━━ RECORDS SHOWN ━━
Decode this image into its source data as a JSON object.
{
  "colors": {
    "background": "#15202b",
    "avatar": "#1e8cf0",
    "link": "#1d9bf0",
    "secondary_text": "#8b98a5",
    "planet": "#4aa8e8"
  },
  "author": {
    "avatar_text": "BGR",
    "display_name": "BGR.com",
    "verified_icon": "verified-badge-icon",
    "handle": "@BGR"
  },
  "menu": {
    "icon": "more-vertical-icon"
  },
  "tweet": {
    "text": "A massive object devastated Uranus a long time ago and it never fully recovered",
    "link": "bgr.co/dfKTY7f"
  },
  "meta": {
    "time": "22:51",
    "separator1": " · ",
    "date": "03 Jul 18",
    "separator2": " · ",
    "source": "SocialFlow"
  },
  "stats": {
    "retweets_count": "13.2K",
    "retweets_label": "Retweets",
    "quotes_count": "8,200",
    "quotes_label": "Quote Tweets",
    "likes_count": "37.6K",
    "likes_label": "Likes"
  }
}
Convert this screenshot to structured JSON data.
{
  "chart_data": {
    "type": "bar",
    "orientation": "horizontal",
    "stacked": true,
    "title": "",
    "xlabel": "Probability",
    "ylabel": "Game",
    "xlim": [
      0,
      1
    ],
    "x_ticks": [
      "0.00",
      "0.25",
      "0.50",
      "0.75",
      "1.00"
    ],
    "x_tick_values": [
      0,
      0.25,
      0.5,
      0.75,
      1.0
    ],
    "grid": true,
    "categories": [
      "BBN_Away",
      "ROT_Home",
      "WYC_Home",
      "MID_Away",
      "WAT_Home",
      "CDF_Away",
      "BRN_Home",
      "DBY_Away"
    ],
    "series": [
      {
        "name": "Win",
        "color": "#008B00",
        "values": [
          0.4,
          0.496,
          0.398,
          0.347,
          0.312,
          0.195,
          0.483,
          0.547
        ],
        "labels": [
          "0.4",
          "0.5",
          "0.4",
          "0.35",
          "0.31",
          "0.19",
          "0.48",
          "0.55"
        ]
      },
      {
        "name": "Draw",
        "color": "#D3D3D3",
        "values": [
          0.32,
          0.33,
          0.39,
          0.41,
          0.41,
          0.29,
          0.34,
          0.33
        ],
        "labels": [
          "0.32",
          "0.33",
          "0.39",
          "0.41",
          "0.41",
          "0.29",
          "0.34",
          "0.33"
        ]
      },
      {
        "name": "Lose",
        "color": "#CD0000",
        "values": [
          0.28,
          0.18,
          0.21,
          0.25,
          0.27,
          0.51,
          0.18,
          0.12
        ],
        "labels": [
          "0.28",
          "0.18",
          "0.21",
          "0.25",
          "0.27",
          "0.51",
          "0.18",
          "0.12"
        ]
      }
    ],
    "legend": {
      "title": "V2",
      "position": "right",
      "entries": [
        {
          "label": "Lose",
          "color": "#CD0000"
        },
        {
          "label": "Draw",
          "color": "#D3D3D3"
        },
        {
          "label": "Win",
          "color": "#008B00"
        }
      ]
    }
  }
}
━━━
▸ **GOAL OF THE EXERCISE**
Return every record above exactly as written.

▸ **OUTPUT BELOW**
Decode this image into its source data as a JSON object.
{
  "colors": {
    "background": "#15202b",
    "avatar": "#1e8cf0",
    "link": "#1d9bf0",
    "secondary_text": "#8b98a5",
    "planet": "#4aa8e8"
  },
  "author": {
    "avatar_text": "BGR",
    "display_name": "BGR.com",
    "verified_icon": "verified-badge-icon",
    "handle": "@BGR"
  },
  "menu": {
    "icon": "more-vertical-icon"
  },
  "tweet": {
    "text": "A massive object devastated Uranus a long time ago and it never fully recovered",
    "link": "bgr.co/dfKTY7f"
  },
  "meta": {
    "time": "22:51",
    "separator1": " · ",
    "date": "03 Jul 18",
    "separator2": " · ",
    "source": "SocialFlow"
  },
  "stats": {
    "retweets_count": "13.2K",
    "retweets_label": "Retweets",
    "quotes_count": "8,200",
    "quotes_label": "Quote Tweets",
    "likes_count": "37.6K",
    "likes_label": "Likes"
  }
}
Convert this screenshot to structured JSON data.
{
  "chart_data": {
    "type": "bar",
    "orientation": "horizontal",
    "stacked": true,
    "title": "",
    "xlabel": "Probability",
    "ylabel": "Game",
    "xlim": [
      0,
      1
    ],
    "x_ticks": [
      "0.00",
      "0.25",
      "0.50",
      "0.75",
      "1.00"
    ],
    "x_tick_values": [
      0,
      0.25,
      0.5,
      0.75,
      1.0
    ],
    "grid": true,
    "categories": [
      "BBN_Away",
      "ROT_Home",
      "WYC_Home",
      "MID_Away",
      "WAT_Home",
      "CDF_Away",
      "BRN_Home",
      "DBY_Away"
    ],
    "series": [
      {
        "name": "Win",
        "color": "#008B00",
        "values": [
          0.4,
          0.496,
          0.398,
          0.347,
          0.312,
          0.195,
          0.483,
          0.547
        ],
        "labels": [
          "0.4",
          "0.5",
          "0.4",
          "0.35",
          "0.31",
          "0.19",
          "0.48",
          "0.55"
        ]
      },
      {
        "name": "Draw",
        "color": "#D3D3D3",
        "values": [
          0.32,
          0.33,
          0.39,
          0.41,
          0.41,
          0.29,
          0.34,
          0.33
        ],
        "labels": [
          "0.32",
          "0.33",
          "0.39",
          "0.41",
          "0.41",
          "0.29",
          "0.34",
          "0.33"
        ]
      },
      {
        "name": "Lose",
        "color": "#CD0000",
        "values": [
          0.28,
          0.18,
          0.21,
          0.25,
          0.27,
          0.51,
          0.18,
          0.12
        ],
        "labels": [
          "0.28",
          "0.18",
          "0.21",
          "0.25",
          "0.27",
          "0.51",
          "0.18",
          "0.12"
        ]
      }
    ],
    "legend": {
      "title": "V2",
      "position": "right",
      "entries": [
        {
          "label": "Lose",
          "color": "#CD0000"
        },
        {
          "label": "Draw",
          "color": "#D3D3D3"
        },
        {
          "label": "Win",
          "color": "#008B00"
        }
      ]
    }
  }
}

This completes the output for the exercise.